* Exercise data:
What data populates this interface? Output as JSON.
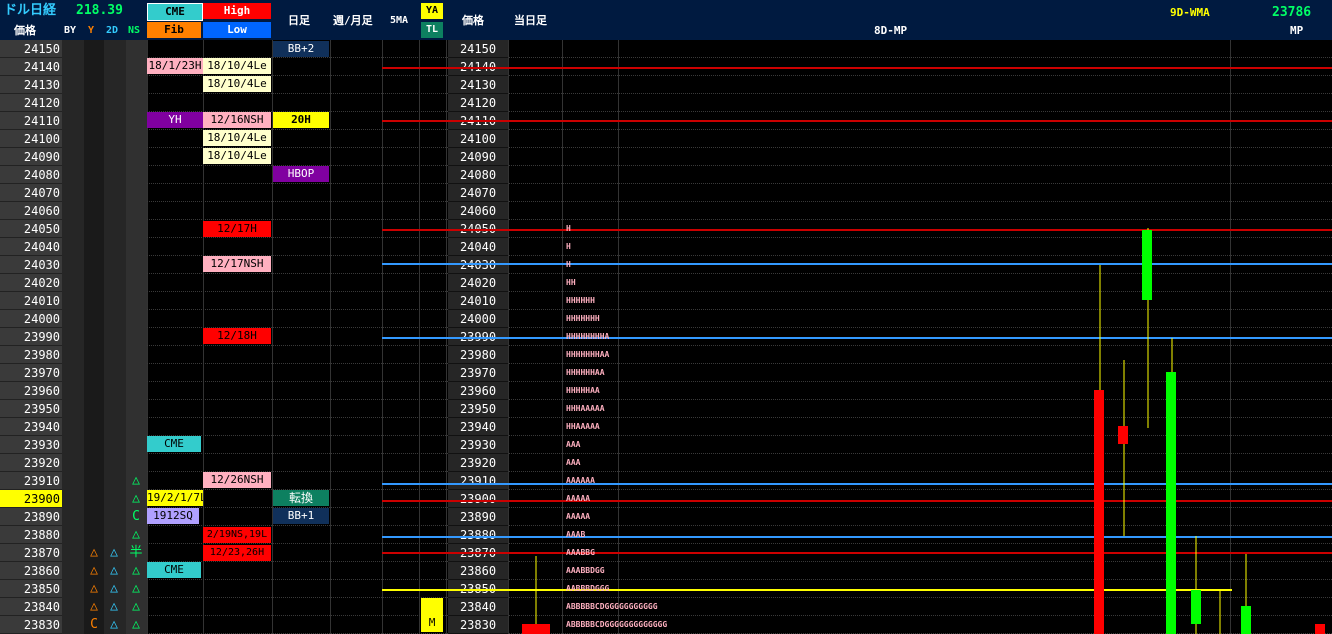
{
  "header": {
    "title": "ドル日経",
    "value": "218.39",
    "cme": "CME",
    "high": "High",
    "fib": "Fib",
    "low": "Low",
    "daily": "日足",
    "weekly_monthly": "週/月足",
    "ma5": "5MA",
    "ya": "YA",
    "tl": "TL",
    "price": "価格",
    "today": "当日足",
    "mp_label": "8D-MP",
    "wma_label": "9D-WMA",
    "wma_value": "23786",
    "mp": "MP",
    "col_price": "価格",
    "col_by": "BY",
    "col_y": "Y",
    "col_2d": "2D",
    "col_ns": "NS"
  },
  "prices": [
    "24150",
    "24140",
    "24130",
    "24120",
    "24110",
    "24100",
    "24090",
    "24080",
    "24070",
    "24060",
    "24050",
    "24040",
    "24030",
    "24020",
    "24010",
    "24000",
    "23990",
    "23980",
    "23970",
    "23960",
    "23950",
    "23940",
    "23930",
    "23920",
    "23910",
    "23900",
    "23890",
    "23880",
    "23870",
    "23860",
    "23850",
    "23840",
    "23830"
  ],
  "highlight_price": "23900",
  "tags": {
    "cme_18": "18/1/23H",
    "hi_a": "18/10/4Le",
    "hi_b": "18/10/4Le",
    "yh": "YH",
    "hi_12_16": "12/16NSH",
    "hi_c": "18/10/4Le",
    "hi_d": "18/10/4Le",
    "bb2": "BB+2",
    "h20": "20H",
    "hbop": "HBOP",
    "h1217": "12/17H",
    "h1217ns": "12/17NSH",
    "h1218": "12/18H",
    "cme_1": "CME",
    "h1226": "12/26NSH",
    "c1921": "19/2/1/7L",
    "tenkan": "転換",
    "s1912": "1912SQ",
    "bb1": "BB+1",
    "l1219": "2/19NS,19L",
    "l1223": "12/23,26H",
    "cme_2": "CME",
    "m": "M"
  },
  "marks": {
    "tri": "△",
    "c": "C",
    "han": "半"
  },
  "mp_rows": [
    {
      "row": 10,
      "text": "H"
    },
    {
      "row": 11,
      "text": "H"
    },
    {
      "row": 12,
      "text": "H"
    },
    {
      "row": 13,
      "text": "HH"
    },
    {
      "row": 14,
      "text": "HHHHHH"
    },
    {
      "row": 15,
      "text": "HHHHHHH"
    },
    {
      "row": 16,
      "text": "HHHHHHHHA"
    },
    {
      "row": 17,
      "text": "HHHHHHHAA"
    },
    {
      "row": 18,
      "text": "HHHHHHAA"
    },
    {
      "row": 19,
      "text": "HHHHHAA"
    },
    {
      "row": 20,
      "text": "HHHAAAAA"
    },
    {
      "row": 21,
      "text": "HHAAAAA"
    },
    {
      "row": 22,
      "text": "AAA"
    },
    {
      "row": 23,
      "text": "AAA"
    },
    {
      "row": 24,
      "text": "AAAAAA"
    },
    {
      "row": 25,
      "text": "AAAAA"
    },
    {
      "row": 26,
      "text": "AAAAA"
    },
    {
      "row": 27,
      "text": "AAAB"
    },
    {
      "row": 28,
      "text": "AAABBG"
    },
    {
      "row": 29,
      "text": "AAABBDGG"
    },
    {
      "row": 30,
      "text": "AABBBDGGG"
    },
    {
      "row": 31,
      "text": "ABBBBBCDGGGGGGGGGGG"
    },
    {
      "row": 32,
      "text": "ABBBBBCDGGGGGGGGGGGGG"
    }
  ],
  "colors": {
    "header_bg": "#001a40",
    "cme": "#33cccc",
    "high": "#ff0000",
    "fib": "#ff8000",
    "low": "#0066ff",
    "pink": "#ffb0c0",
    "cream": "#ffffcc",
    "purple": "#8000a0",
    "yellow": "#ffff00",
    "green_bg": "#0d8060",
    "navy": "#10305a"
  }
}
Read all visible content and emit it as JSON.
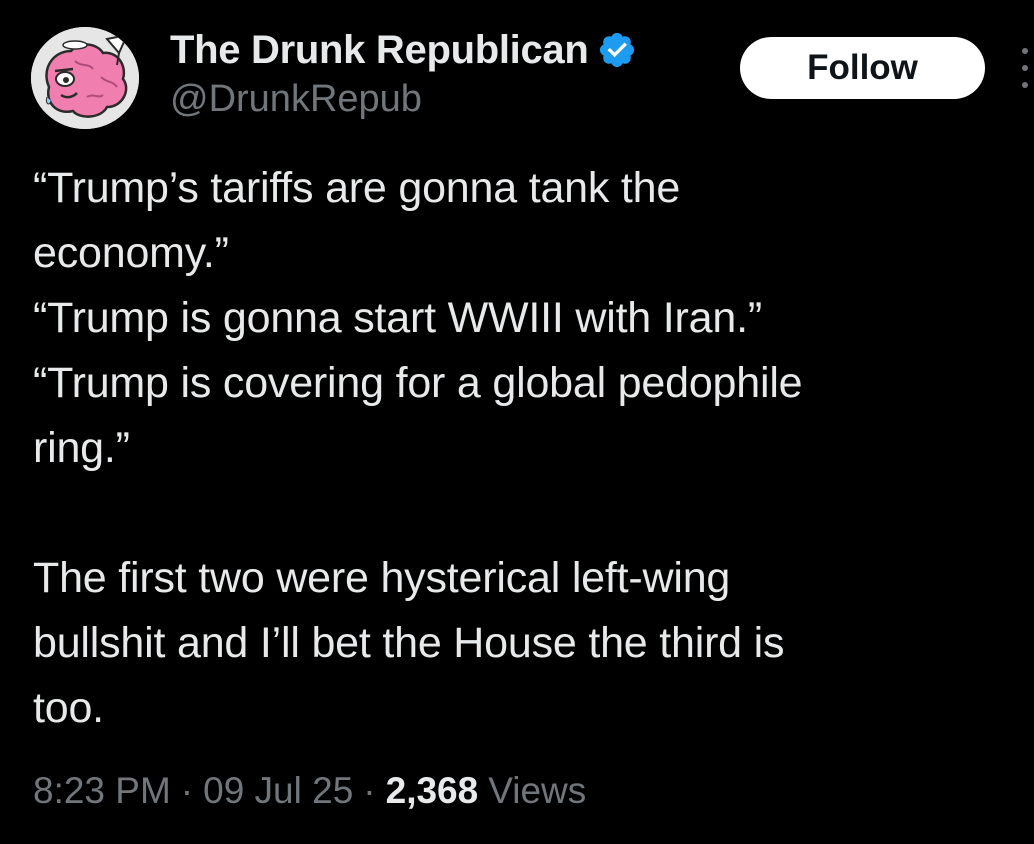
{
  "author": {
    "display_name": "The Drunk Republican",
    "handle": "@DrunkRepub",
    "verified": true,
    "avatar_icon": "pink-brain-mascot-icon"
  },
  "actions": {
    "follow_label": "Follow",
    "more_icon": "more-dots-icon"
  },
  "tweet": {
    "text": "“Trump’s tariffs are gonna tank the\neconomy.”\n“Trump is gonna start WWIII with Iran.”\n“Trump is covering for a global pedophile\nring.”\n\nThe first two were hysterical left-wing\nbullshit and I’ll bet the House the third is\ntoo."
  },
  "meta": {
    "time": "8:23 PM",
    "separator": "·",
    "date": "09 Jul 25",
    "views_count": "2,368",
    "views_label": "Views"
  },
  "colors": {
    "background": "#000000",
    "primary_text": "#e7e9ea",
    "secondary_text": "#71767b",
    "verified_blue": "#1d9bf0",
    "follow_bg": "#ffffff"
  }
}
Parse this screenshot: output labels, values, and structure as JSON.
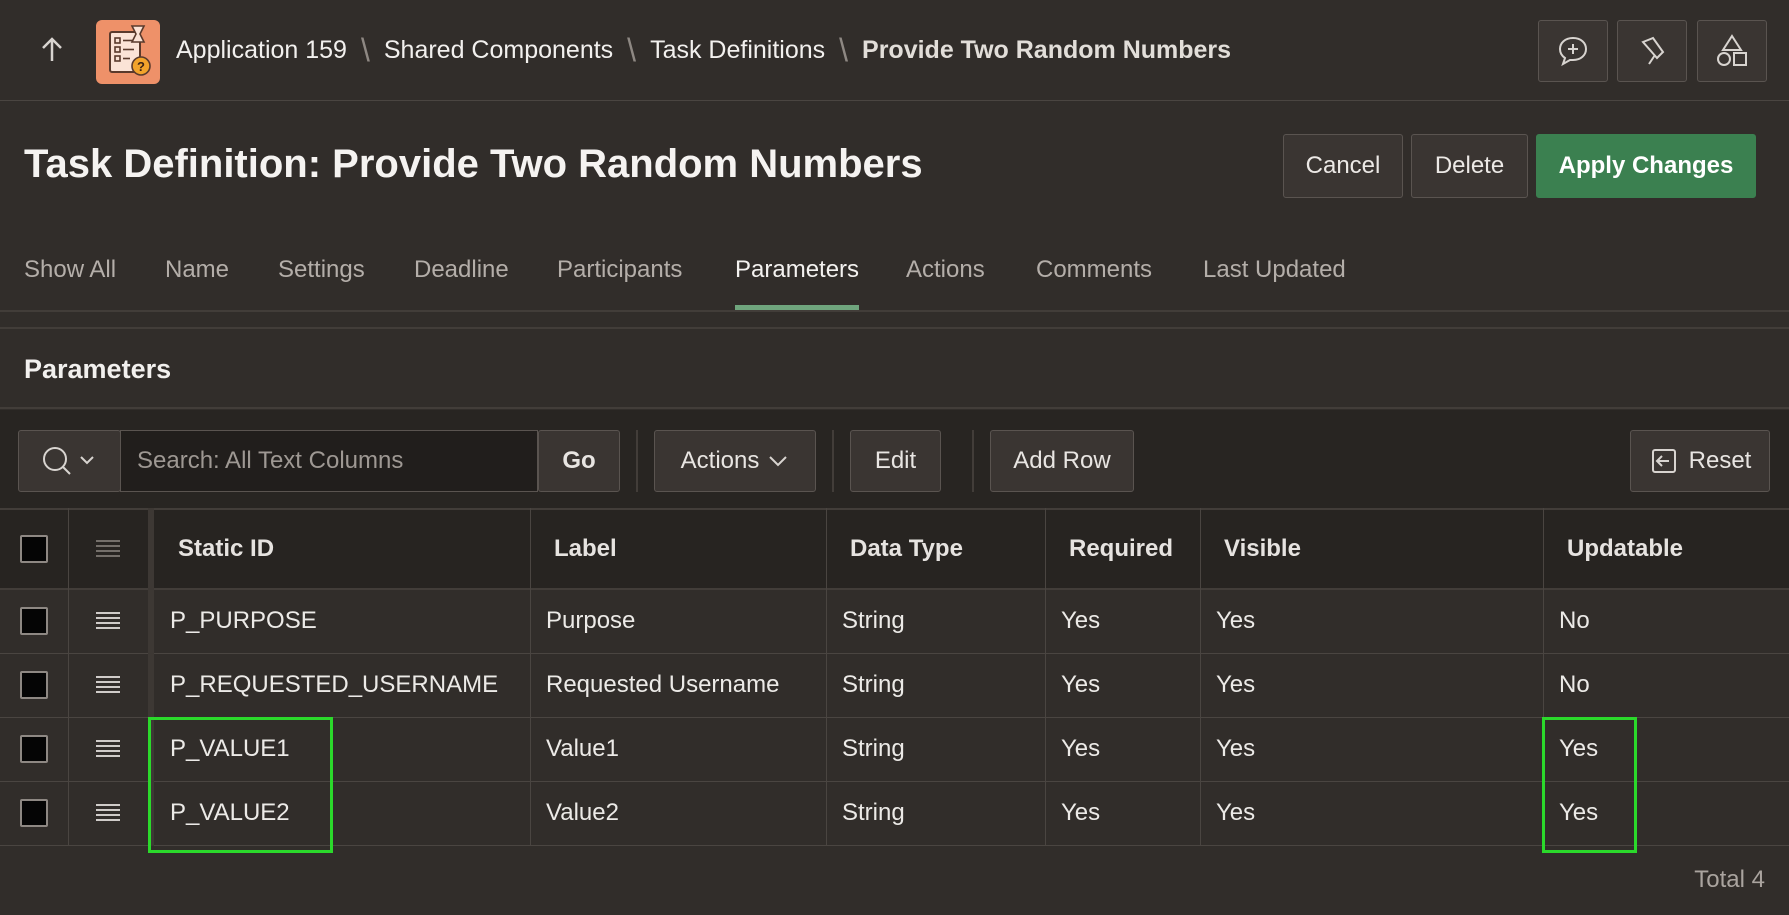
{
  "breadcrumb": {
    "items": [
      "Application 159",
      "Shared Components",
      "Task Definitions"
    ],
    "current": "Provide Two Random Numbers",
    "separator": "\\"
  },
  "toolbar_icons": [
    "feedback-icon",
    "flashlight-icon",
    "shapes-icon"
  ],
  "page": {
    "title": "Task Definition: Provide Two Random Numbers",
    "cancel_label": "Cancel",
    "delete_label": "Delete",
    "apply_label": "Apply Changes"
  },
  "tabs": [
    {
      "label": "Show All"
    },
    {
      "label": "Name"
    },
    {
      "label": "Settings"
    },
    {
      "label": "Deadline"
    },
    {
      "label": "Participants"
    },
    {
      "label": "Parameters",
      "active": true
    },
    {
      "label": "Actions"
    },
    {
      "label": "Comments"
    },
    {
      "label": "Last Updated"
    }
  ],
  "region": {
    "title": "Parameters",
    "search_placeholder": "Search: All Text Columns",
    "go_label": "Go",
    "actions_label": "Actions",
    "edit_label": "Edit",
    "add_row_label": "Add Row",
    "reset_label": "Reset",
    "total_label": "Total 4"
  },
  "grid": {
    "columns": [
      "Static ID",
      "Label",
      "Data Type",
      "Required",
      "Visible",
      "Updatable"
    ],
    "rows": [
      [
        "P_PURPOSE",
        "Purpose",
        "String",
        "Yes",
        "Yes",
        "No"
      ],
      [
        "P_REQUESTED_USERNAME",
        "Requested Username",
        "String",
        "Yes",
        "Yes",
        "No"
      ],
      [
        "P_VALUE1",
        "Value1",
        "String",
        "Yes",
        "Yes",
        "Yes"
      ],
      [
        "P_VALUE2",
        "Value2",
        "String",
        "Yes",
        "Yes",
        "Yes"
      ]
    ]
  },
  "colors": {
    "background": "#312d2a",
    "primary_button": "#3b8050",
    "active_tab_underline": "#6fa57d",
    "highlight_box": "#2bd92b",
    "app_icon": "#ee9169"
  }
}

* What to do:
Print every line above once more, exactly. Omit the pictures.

* Response for this exercise:
What data populates this interface? Output as JSON.
{
  "header": {
    "title": "ドル日経",
    "value": "218.39",
    "cme": "CME",
    "high": "High",
    "fib": "Fib",
    "low": "Low",
    "daily": "日足",
    "weekly_monthly": "週/月足",
    "ma5": "5MA",
    "ya": "YA",
    "tl": "TL",
    "price": "価格",
    "today": "当日足",
    "mp_label": "8D-MP",
    "wma_label": "9D-WMA",
    "wma_value": "23786",
    "mp": "MP",
    "col_price": "価格",
    "col_by": "BY",
    "col_y": "Y",
    "col_2d": "2D",
    "col_ns": "NS"
  },
  "prices": [
    "24150",
    "24140",
    "24130",
    "24120",
    "24110",
    "24100",
    "24090",
    "24080",
    "24070",
    "24060",
    "24050",
    "24040",
    "24030",
    "24020",
    "24010",
    "24000",
    "23990",
    "23980",
    "23970",
    "23960",
    "23950",
    "23940",
    "23930",
    "23920",
    "23910",
    "23900",
    "23890",
    "23880",
    "23870",
    "23860",
    "23850",
    "23840",
    "23830"
  ],
  "highlight_price": "23900",
  "tags": {
    "cme_18": "18/1/23H",
    "hi_a": "18/10/4Le",
    "hi_b": "18/10/4Le",
    "yh": "YH",
    "hi_12_16": "12/16NSH",
    "hi_c": "18/10/4Le",
    "hi_d": "18/10/4Le",
    "bb2": "BB+2",
    "h20": "20H",
    "hbop": "HBOP",
    "h1217": "12/17H",
    "h1217ns": "12/17NSH",
    "h1218": "12/18H",
    "cme_1": "CME",
    "h1226": "12/26NSH",
    "c1921": "19/2/1/7L",
    "tenkan": "転換",
    "s1912": "1912SQ",
    "bb1": "BB+1",
    "l1219": "2/19NS,19L",
    "l1223": "12/23,26H",
    "cme_2": "CME",
    "m": "M"
  },
  "marks": {
    "tri": "△",
    "c": "C",
    "han": "半"
  },
  "mp_rows": [
    {
      "row": 10,
      "text": "H"
    },
    {
      "row": 11,
      "text": "H"
    },
    {
      "row": 12,
      "text": "H"
    },
    {
      "row": 13,
      "text": "HH"
    },
    {
      "row": 14,
      "text": "HHHHHH"
    },
    {
      "row": 15,
      "text": "HHHHHHH"
    },
    {
      "row": 16,
      "text": "HHHHHHHHA"
    },
    {
      "row": 17,
      "text": "HHHHHHHAA"
    },
    {
      "row": 18,
      "text": "HHHHHHAA"
    },
    {
      "row": 19,
      "text": "HHHHHAA"
    },
    {
      "row": 20,
      "text": "HHHAAAAA"
    },
    {
      "row": 21,
      "text": "HHAAAAA"
    },
    {
      "row": 22,
      "text": "AAA"
    },
    {
      "row": 23,
      "text": "AAA"
    },
    {
      "row": 24,
      "text": "AAAAAA"
    },
    {
      "row": 25,
      "text": "AAAAA"
    },
    {
      "row": 26,
      "text": "AAAAA"
    },
    {
      "row": 27,
      "text": "AAAB"
    },
    {
      "row": 28,
      "text": "AAABBG"
    },
    {
      "row": 29,
      "text": "AAABBDGG"
    },
    {
      "row": 30,
      "text": "AABBBDGGG"
    },
    {
      "row": 31,
      "text": "ABBBBBCDGGGGGGGGGGG"
    },
    {
      "row": 32,
      "text": "ABBBBBCDGGGGGGGGGGGGG"
    }
  ],
  "colors": {
    "header_bg": "#001a40",
    "cme": "#33cccc",
    "high": "#ff0000",
    "fib": "#ff8000",
    "low": "#0066ff",
    "pink": "#ffb0c0",
    "cream": "#ffffcc",
    "purple": "#8000a0",
    "yellow": "#ffff00",
    "green_bg": "#0d8060",
    "navy": "#10305a"
  }
}
Read all visible content and emit it as JSON.
{
  "author": {
    "display_name": "The Drunk Republican",
    "handle": "@DrunkRepub",
    "verified": true,
    "avatar_icon": "pink-brain-mascot-icon"
  },
  "actions": {
    "follow_label": "Follow",
    "more_icon": "more-dots-icon"
  },
  "tweet": {
    "text": "“Trump’s tariffs are gonna tank the\neconomy.”\n“Trump is gonna start WWIII with Iran.”\n“Trump is covering for a global pedophile\nring.”\n\nThe first two were hysterical left-wing\nbullshit and I’ll bet the House the third is\ntoo."
  },
  "meta": {
    "time": "8:23 PM",
    "separator": "·",
    "date": "09 Jul 25",
    "views_count": "2,368",
    "views_label": "Views"
  },
  "colors": {
    "background": "#000000",
    "primary_text": "#e7e9ea",
    "secondary_text": "#71767b",
    "verified_blue": "#1d9bf0",
    "follow_bg": "#ffffff"
  }
}
Parse this screenshot: output labels, values, and structure as JSON.
{
  "breadcrumb": {
    "items": [
      "Application 159",
      "Shared Components",
      "Task Definitions"
    ],
    "current": "Provide Two Random Numbers",
    "separator": "\\"
  },
  "toolbar_icons": [
    "feedback-icon",
    "flashlight-icon",
    "shapes-icon"
  ],
  "page": {
    "title": "Task Definition: Provide Two Random Numbers",
    "cancel_label": "Cancel",
    "delete_label": "Delete",
    "apply_label": "Apply Changes"
  },
  "tabs": [
    {
      "label": "Show All"
    },
    {
      "label": "Name"
    },
    {
      "label": "Settings"
    },
    {
      "label": "Deadline"
    },
    {
      "label": "Participants"
    },
    {
      "label": "Parameters",
      "active": true
    },
    {
      "label": "Actions"
    },
    {
      "label": "Comments"
    },
    {
      "label": "Last Updated"
    }
  ],
  "region": {
    "title": "Parameters",
    "search_placeholder": "Search: All Text Columns",
    "go_label": "Go",
    "actions_label": "Actions",
    "edit_label": "Edit",
    "add_row_label": "Add Row",
    "reset_label": "Reset",
    "total_label": "Total 4"
  },
  "grid": {
    "columns": [
      "Static ID",
      "Label",
      "Data Type",
      "Required",
      "Visible",
      "Updatable"
    ],
    "rows": [
      [
        "P_PURPOSE",
        "Purpose",
        "String",
        "Yes",
        "Yes",
        "No"
      ],
      [
        "P_REQUESTED_USERNAME",
        "Requested Username",
        "String",
        "Yes",
        "Yes",
        "No"
      ],
      [
        "P_VALUE1",
        "Value1",
        "String",
        "Yes",
        "Yes",
        "Yes"
      ],
      [
        "P_VALUE2",
        "Value2",
        "String",
        "Yes",
        "Yes",
        "Yes"
      ]
    ]
  },
  "colors": {
    "background": "#312d2a",
    "primary_button": "#3b8050",
    "active_tab_underline": "#6fa57d",
    "highlight_box": "#2bd92b",
    "app_icon": "#ee9169"
  }
}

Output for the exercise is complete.